[Recorded information Boundary: Start]
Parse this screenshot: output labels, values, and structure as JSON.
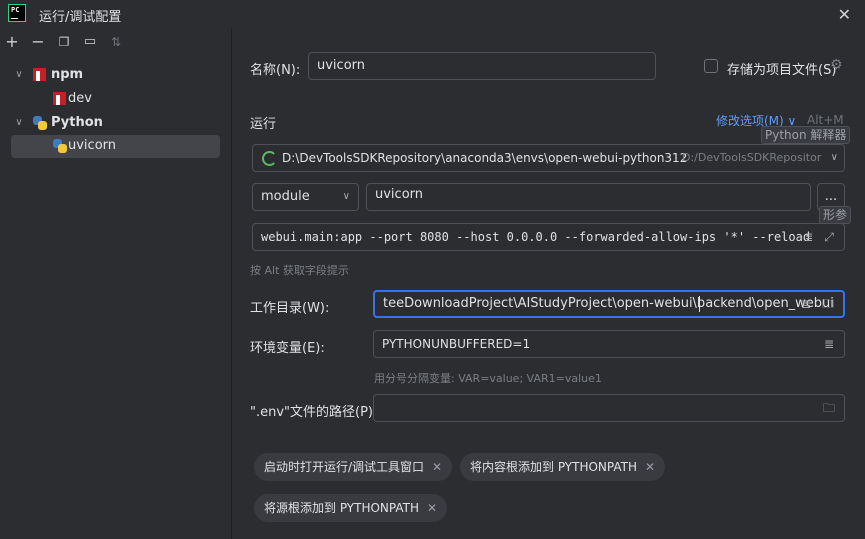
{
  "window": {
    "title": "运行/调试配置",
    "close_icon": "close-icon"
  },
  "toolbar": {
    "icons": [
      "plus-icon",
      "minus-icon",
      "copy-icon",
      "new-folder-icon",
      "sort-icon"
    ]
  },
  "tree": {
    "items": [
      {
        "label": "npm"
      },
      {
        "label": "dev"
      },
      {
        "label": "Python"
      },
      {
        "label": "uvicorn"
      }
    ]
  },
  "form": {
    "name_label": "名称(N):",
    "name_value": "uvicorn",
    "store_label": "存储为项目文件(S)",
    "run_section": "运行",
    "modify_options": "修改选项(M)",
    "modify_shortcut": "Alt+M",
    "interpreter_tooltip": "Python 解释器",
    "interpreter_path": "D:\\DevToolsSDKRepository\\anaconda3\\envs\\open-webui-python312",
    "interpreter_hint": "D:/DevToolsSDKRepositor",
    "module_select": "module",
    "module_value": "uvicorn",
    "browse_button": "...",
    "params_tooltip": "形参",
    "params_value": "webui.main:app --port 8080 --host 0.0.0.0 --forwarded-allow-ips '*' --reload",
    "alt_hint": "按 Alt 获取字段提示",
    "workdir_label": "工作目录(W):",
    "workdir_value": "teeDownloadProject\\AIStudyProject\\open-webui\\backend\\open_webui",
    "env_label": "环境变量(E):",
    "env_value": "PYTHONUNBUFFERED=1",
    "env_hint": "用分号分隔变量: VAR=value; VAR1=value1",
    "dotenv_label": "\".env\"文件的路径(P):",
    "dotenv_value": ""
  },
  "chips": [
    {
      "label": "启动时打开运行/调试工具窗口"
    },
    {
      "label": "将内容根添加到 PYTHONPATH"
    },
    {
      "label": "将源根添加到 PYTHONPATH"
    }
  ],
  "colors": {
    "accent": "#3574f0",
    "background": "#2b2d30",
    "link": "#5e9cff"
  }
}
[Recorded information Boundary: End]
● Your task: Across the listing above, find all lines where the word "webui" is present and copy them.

● Result below:
    "interpreter_path": "D:\\DevToolsSDKRepository\\anaconda3\\envs\\open-webui-python312",
    "params_value": "webui.main:app --port 8080 --host 0.0.0.0 --forwarded-allow-ips '*' --reload",
    "workdir_value": "teeDownloadProject\\AIStudyProject\\open-webui\\backend\\open_webui",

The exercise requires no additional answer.